Truman's next arduous task was the Korean War. When Communist North Korea invaded South Korea, Truman felt it was the U.S.' job to help them out so Communism would not spread. The fighting went back and forth until General Douglas MacArthur pushed the North Koreans to the border of China. This proved to be a mistake as China was secretly supporting North Korea and pushed the Americans back down to South Korea. MacArthur was in favor of using atomic bombs on China to get them out of the way, but Truman was convinced he was done dropping bombs on countries and refused. What followed was a very public bickering fest between the two, and ended with Truman canning MacArthur. This proved to be extremely detrimental to Truman's popularity. Though he left the office with low approval ratings, he may of kept the Korean War from going on any longer than it did, as an attack on China would of brought the U.S.S.R. into the fight against us too.
Among these tough decisions and mountains that Truman had to climb, Truman tried to make a difference. Under Truman, the CIA was created for the expressed purpose of running surveillance on foreign countries. He signed the Emergency Housing Bill, which provided for the construction of 2.5 million housing units for WWII vets. Truman officially declared the Philippines independent, ending our acquisition of the country from Spain in 1898. Truman created the President's Commission on Civil Rights which recommended more adequate means and procedures for the protection of the civil rights of the people of the United States. Truman is the first president to address the NAACP. The National Security Act is passed by Congress which allows for the creation of the United States Air Force and the Cabinet position of secretary of defense. Truman signed the Foreign Assistance Act, which proved $5.3 billion for the Marshall Plan. The Marshall Plan called for foreign aid for European countries affected by the war. The United States first recognized Israel as a country during Truman's presidency. Truman signed the Displaced Persons Bill, which allowed for the admission of 205,000 displaced Europeans to the U.s. Two years later, the bill is amended to raise the number to 415,000.
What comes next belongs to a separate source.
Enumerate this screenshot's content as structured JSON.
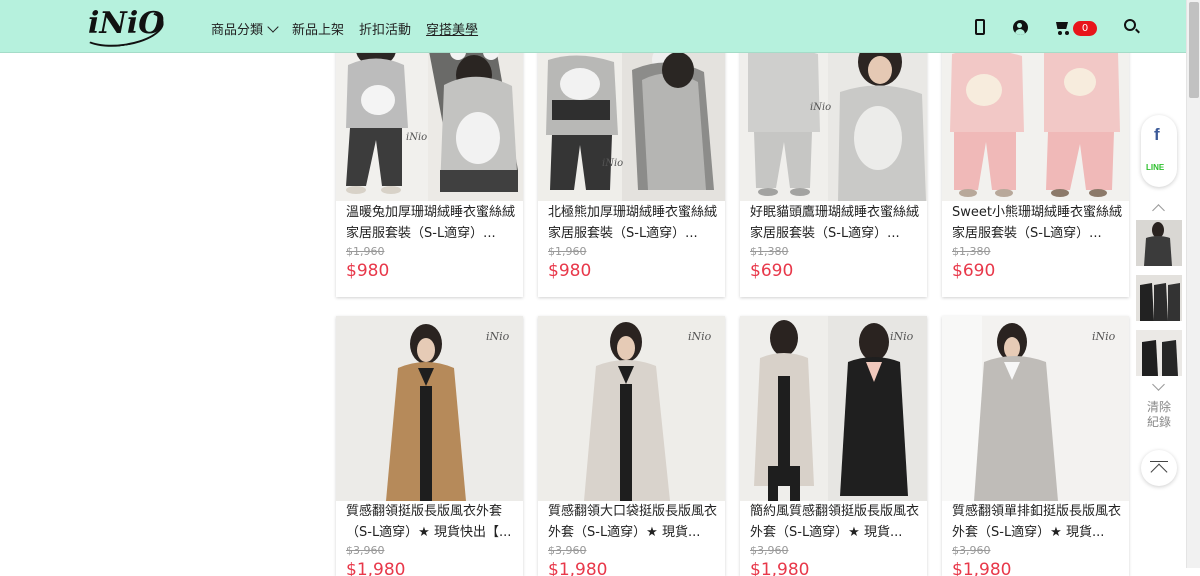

Truman, though he did much in his years as presidency, and a lot of good, left under a dark cloud.
Truman in the view of many contemporary historians and even in Winston Churchill's opinion, saved Western Civilization. Many believe that he shortened the Korean War and WWII by his decisions and saved countless lives. Others believe that he was a monster for letting atomic bombs drop on Japan. I personally do not support the dropping of the bombs, though I do realize that it may of saved more in the end. What happened happened, so we can either look at it as the destruction of two cities, or the key to the end of conflict. I chose to see it as both. Those who curse Truman for his decision though like I have should remember that this was not an easy decision and wasn't a spontaneous move by the president. Truman picked what he considered to be the lesser of two evils. Nevertheless, this is still a hotly debated topic, that even I still feel mixed feelings about. Truman had to follow the performance that was FDR and he did it better than a lot of people would have. Though his methods were questionable, Truman accomplished much for the United States in his time as president.